◆ **Task item**
Give the number of lines in the records below that hold "JSON"; nothing else is needed.

-- -- --

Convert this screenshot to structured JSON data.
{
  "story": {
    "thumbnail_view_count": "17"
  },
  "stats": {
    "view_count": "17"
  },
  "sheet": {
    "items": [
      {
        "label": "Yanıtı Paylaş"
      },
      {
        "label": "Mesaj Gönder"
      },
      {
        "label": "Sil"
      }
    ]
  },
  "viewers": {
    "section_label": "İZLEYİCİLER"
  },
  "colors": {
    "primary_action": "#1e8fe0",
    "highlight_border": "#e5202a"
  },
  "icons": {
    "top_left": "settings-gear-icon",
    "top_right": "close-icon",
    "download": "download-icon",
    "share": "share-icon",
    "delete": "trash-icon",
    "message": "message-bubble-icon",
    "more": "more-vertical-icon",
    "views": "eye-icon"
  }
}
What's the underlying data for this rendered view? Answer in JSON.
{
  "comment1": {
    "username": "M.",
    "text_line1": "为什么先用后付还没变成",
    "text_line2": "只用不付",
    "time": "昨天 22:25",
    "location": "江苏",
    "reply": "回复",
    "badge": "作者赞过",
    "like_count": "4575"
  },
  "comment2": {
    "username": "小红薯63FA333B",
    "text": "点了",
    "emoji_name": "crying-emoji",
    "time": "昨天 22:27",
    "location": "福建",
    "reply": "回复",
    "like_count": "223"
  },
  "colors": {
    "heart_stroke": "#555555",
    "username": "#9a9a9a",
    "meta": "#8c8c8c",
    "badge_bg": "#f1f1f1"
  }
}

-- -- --

◆ **Solved exercise**
2